3.92 However, the mere existence of a licensing situation, particularly a statutory licence, does not create a market. As the Australian War Memorial pointed out, licensing creates a false value for some material which has no economic value.[117] Similarly, the Council of Australasian Museum Directors does not support the concept that certain unremunerated use exceptions should operate only when the use cannot be licensed: ‘this allows for future forms of licensing which may add unnecessary cost and complexity to the copyright system’.[118]

3.93 Choice points out that ‘the right of creators to be commercially rewarded for their works is not the same as a right to endless commercial exploitation of a work’.[119]

3.94 To facilitate licensing of copyright material around the EU, a digital hub has been recommended in the UK.[120] The ACCC submitted that efficient licensing might be facilitated by a digital hub, as recommended by the UK Hargreaves Review. The ALRC notes the 2013 proposal by Professor Michael Fraser and David Court[121] for an Australian Copyright Registry.

3.95 The ALRC makes no specific recommendations for a digital hub for Australia, but notes that technological solutions could be used to lower transaction costs and, importantly, to ensure accurate recording of actual usage of copyright material. Technological solutions can be tailored for particular uses. Examples of this include the Clickview system for facilitating the licensing of broadcast material in education,[122] and the Nightlife system for facilitating licensing of music in entertainment venues, which uses proprietary software and hardware to track, register and update music used so as to ensure ‘transactional transparency’.[123]

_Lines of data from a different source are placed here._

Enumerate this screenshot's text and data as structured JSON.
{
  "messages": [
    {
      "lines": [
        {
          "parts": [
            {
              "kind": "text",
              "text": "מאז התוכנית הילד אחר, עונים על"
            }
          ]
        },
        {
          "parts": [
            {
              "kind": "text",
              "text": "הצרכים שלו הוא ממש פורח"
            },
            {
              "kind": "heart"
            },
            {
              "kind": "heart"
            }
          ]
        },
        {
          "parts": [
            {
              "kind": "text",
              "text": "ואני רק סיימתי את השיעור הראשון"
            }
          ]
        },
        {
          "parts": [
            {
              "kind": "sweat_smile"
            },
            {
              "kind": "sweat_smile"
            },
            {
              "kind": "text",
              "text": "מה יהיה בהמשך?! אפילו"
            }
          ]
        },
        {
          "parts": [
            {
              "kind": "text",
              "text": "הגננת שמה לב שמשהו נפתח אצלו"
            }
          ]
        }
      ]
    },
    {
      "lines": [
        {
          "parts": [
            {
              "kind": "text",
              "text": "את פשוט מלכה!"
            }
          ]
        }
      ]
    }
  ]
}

3.96 The ACCC noted that there is a lack of economic research regarding the magnitude of transaction costs of licensing in the Australian context, especially regarding these costs in relation to the digital economy.[124] The ACCC submitted that the ALRC Inquiry may result in the submission of valuable evidence regarding transaction costs and inefficiencies for both creators and users from those who participate in the assignment or licensing of copyright material. ‘Where costs of licensing exceed benefits, this may affect overall production of copyright material especially where users are increasingly creators’. [125]

3.97 One of the themes in this Inquiry is that licensing solutions should be used wherever possible to allow creators to control their material, and to gain maximum revenue. The ALRC considers that licensing arrangements for copyright licensing should be assessed against the same general competition law framework that applies to other transactions across the Australian economy.

3.98 The ALRC notes that, given the relevance of s 51(3) of the Consumer and Competition Act to the other recommendations in this Report, that the repeal of s 51(3) should be considered, as an integral aspect of equipping copyright law for the digital economy.